Are the kids missing Holiday Academy? Here are some fun music workshop ideas for children to try at home.
From marching around the house to making music pictures, these music activities for children are quick and easy. If they really want to dive into music then why not book them a place at Holiday Academy next school holiday? Our London holiday camps feature amazing music workshops as well as drama, sport, and dance.
Musical activities for young children: practise listening
You don’t need any equipment to play this simple listening game. It works with one or a dozen children. The leader taps out a beat or pattern and then everybody mimics it. You could be tapping spoons on the table, clapping or stamping; the challenge for young children is to listen carefully to the pattern and echo it. Increase the complexity as they master the simple patterns. TIP: Listening games will help children to develop their speech, too.

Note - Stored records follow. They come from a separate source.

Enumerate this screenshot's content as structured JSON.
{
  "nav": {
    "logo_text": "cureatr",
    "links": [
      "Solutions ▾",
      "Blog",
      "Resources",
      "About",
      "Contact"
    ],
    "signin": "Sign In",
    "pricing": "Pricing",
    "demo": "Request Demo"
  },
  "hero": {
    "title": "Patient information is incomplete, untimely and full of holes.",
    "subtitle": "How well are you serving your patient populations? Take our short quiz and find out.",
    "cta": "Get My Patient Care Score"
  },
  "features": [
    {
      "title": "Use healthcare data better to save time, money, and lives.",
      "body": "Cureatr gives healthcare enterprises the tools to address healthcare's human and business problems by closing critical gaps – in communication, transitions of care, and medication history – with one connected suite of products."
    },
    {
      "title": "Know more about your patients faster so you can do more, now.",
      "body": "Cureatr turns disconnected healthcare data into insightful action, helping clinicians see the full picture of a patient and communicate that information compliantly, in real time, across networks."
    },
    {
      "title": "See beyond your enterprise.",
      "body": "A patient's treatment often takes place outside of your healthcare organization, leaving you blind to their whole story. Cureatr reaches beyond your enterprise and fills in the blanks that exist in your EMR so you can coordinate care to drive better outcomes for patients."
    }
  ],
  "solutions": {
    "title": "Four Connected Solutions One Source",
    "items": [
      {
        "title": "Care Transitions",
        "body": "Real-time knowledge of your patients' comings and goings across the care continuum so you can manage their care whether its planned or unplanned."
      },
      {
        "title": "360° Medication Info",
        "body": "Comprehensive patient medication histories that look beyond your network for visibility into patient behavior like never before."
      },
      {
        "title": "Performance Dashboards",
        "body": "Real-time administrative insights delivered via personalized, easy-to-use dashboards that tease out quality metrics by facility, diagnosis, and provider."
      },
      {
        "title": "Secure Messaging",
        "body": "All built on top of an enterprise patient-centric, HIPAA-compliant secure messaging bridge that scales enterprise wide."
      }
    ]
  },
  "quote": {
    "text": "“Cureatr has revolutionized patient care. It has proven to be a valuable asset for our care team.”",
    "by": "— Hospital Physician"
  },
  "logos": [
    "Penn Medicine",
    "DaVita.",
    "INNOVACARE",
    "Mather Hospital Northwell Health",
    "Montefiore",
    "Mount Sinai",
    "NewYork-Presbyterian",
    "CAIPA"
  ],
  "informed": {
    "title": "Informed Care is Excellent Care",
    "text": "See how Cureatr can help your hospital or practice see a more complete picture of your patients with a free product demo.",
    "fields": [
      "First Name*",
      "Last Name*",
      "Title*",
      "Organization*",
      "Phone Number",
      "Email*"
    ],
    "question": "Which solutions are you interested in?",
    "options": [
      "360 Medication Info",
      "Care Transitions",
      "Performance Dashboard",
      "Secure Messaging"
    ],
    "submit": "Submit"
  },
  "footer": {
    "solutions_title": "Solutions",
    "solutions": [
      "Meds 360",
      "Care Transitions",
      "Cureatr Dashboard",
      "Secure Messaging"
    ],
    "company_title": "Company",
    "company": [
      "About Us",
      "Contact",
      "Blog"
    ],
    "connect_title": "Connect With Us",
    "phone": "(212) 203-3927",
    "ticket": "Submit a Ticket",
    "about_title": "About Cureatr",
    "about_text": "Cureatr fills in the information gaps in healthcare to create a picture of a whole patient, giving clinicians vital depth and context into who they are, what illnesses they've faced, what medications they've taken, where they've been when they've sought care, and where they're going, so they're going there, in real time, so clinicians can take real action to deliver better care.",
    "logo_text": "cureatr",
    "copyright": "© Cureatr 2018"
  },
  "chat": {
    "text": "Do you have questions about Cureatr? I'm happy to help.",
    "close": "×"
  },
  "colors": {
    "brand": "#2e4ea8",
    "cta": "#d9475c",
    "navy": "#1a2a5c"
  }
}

Listening with a different part of the brain can be interesting, too. This works best at home when your child is in a quiet mood! Turn on Classic FM or choose a piece of music with no words. Then sit with your child and talk about what the music makes you think of. A bear hiding in the woods? A mouse trying to sneak past a cat? A sad girl in an attic? Everyone can play this. You can also ask your child to draw what they think is happening in the music.
Pick up a Uke
A ukulele is child-sized, with only four strings, and it’s fun for parents too – you can buy one for £30 (we recently had a Tub-up workshop at Holiday Academy, where the children made their own ukes with margarine tubs!). This will require a bit of Youtubing while you work your way through the chords but you’ll soon be playing a simple, or even fairly impressive, song – ‘Count on Me’ by Bruno Mars only needs six chords. Other musical instruments to try (even if you are completely unmusical): Harmonica, Bongo, Tambourine, Shakers.
Music activities for children without instruments…
Children don’t need instruments to make their first musical compositions. Body percussion is a brilliant skill that we sometimes introduce to the children in our music workshops at Holiday Academy. If you haven’t heard of it before then check out Anna Meredith’s Connect It – performed by kids – over on the BBC website. It might give you some ideas for making music at home. Body percussion sounds amazing when people are in sync and encourages creativity as you invent notes and patterns.
More music activities for children to try
Keeping rhythm is a surprisingly important skill. Did you know that ‘Interactive Metronome’ therapy is sometimes recommended to children with learning difficulties? The ability to focus on keeping a beat is said to improve neurological function. That may be true but we also know that rhythm is the foundation for music. So keeping a beat is a good habit to learn. Set up saucepan drums, or march to your favourite song – any activity involving a regular rhythm will help to embed the principle into your child’s brain! We mums may not want to wrestle with the children, but flossing is definitely not beyond us. When your child is ready for a challenge (8+), look up the Cups Song on Youtube. It’s a timing and coordination exercise that’s also loads of fun.
More music workshop ideas for children at Holiday Academy London
At our multi-activity holiday camps in London, we run a music workshop (for children from 3 years upwards) every morning; sometimes musicians come in and sometimes it’s our in-house vocal coach, Lisa Panther. It’s the perfect activity to harness that early energy and get the brain cogs moving! If you have music workshop ideas or your children have a particular interest, then send us an email and we’ll see what we can do! *Holiday Academy is a multi-activity holiday camp in London running every school holiday.